>>
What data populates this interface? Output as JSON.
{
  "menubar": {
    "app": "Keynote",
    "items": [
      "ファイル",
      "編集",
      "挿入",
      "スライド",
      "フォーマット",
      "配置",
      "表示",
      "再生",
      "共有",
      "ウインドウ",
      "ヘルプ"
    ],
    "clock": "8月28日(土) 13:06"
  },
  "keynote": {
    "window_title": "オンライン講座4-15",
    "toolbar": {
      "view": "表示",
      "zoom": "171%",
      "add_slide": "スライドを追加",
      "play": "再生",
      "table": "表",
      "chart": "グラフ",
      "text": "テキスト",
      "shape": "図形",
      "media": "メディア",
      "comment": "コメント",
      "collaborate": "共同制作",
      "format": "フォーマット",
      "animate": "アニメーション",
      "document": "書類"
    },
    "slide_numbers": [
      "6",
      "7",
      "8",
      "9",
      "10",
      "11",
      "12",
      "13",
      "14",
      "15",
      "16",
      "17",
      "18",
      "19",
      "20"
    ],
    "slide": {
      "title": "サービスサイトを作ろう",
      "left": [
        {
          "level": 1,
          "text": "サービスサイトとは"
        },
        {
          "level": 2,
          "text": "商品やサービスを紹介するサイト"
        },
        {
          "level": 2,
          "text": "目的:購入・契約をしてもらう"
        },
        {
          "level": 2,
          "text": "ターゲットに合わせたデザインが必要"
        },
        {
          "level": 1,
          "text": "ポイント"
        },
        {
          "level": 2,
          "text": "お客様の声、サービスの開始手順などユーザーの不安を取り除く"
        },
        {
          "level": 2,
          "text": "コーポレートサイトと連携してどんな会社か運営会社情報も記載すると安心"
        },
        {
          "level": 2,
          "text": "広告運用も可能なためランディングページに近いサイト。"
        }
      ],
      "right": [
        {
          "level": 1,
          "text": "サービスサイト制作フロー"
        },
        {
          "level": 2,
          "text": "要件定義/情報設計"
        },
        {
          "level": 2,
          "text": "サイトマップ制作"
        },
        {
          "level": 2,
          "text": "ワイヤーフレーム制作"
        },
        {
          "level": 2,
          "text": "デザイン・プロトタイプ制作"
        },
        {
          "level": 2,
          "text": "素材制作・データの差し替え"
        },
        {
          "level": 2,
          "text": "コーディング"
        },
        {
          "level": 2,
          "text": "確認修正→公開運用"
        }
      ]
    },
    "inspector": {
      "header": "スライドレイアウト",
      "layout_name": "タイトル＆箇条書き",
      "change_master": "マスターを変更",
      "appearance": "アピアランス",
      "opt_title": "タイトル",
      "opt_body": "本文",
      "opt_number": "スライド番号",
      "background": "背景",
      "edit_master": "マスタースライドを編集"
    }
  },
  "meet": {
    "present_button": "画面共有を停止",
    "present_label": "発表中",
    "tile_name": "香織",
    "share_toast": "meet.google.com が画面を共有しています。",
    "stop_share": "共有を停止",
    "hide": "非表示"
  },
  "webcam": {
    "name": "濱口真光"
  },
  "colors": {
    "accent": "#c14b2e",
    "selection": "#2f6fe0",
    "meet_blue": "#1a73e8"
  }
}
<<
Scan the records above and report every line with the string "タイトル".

      "layout_name": "タイトル＆箇条書き",
      "opt_title": "タイトル",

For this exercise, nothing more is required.